About David Owen
David Owen is the Carolina Distinguished Professor of Law Emeritus at the University of South Carolina where he was the Director of the Office of Tort Law Studies and taught courses and seminars on tort law, tort theory, and products liability law. Prior to teaching, Professor Owen received degrees in economics (Wharton) and law from the University of Pennsylvania, was law clerk to Chief Justice Kenison of New Hampshire, and practiced law in Denver at Holland & Hart. In addition to USC, Professor Owen has taught at the Universities of Alabama, Indiana, Michigan, Nebraska, and Texas; Oxford University, England; Santa Anna University, Pisa, Italy; and the University of Navarra, Pamplona, Spain. Professor Owen has authored numerous journal articles and authored, co-authored, and edited various books including a hornbook/treatise, Products Liability Law (West, 3d ed. 2015); an abridged account in Products Liability in a Nutshell (West, 9th ed. 2015); a casebook, Products Liability and Safety (Foundation Press, 7th ed. 2016, forthcoming); a products liability treatise, Owen & Davis on Products Liability (4 volumes, Thomson Reuters, 4th ed. 2014); a theoretical work, Philosophical Foundations of Tort Law (Clarendon, Oxford Univ. Press, ed. 1995); and Prosser & Keeton on Tort Law (West 1984). He has advised Congress, state legislatures, the British and Scottish Law Commissions, and the European Union, on various products liability and tort law matters, he was an Adviser to the American Law Institute for the Restatement (Third) of Torts and was the ALI's Editorial Adviser for the Restatement of Products Liability.
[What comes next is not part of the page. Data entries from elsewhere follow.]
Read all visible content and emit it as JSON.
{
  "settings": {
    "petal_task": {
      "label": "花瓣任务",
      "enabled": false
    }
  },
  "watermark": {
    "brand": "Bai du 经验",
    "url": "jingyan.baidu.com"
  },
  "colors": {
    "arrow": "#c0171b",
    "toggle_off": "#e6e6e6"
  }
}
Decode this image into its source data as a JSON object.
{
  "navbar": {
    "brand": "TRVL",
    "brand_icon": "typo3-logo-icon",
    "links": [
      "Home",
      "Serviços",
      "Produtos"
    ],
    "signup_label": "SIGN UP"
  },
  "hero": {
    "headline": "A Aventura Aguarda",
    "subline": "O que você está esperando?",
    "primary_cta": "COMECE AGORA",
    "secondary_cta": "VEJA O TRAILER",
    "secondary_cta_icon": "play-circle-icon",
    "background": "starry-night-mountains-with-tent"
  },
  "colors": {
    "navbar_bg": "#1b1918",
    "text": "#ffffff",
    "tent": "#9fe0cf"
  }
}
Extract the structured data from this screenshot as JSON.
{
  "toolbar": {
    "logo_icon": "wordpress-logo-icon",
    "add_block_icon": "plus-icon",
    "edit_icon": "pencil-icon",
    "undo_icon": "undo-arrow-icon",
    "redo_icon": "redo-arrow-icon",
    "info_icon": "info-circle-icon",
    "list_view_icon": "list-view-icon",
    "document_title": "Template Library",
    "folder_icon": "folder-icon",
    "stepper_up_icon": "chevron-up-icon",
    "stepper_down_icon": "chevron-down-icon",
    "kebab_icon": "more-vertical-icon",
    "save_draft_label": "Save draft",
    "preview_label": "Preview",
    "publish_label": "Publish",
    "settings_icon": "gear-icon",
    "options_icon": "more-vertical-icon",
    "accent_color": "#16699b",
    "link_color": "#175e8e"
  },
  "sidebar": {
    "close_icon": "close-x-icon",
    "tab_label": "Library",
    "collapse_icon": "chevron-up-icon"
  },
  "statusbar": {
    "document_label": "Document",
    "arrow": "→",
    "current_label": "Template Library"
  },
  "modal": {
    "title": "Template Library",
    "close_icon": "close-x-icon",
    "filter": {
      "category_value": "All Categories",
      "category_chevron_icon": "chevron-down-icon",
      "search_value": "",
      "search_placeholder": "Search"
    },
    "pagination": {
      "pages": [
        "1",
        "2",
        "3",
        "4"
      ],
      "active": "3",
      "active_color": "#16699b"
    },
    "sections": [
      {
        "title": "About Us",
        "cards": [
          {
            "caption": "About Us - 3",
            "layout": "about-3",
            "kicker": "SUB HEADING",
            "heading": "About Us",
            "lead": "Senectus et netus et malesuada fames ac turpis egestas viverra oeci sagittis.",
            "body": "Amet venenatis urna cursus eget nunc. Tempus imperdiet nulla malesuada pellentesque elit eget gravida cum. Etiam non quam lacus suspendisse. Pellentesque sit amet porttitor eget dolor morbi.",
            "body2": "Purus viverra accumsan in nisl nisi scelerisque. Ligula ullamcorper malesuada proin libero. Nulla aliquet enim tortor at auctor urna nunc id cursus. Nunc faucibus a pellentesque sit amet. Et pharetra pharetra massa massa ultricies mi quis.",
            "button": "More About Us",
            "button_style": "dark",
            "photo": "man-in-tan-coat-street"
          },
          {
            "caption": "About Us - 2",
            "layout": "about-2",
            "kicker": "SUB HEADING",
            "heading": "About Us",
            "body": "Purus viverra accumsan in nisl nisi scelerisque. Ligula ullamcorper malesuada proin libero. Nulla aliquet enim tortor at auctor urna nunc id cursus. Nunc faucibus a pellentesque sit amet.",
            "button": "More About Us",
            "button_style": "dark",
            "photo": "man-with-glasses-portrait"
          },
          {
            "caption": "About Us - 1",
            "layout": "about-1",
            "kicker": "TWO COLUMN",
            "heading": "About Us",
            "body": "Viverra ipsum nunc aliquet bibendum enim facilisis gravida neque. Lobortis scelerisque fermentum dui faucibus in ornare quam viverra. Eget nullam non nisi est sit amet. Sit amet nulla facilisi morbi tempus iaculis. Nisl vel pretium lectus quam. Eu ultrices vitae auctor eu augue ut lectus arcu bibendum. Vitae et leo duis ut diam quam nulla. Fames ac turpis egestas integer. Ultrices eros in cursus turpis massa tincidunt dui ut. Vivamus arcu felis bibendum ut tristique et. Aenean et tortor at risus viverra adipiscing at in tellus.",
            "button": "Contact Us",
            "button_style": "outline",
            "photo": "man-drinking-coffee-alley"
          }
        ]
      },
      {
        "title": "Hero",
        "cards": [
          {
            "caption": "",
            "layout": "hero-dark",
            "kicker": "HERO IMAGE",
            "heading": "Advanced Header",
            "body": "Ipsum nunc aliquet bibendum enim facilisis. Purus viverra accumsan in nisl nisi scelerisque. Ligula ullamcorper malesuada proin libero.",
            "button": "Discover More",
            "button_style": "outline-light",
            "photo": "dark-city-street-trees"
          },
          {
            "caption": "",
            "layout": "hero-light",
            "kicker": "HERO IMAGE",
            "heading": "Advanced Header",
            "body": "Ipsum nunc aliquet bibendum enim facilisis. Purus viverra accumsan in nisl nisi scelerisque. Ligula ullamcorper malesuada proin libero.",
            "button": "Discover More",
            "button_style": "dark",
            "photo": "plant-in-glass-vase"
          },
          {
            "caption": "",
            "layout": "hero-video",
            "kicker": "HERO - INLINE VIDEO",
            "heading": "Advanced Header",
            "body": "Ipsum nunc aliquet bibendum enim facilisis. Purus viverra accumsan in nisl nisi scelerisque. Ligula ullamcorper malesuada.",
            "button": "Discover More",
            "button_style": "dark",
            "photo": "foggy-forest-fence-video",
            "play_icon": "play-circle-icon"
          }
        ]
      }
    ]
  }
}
Professor Owen has also consulted on a large number of matters involving tort and products liability litigation.
No Subject Area (48)
Design Defects in Prescription Drugs: Intersections of Law and Science ...
Medizin und Haftung: Festschrift für Erwin Deutsch zum 80. Geburtstag (2009)
Many have been bewitched, bedazzled, and bewildered in attempting to figure just how the principles of products liability should be ...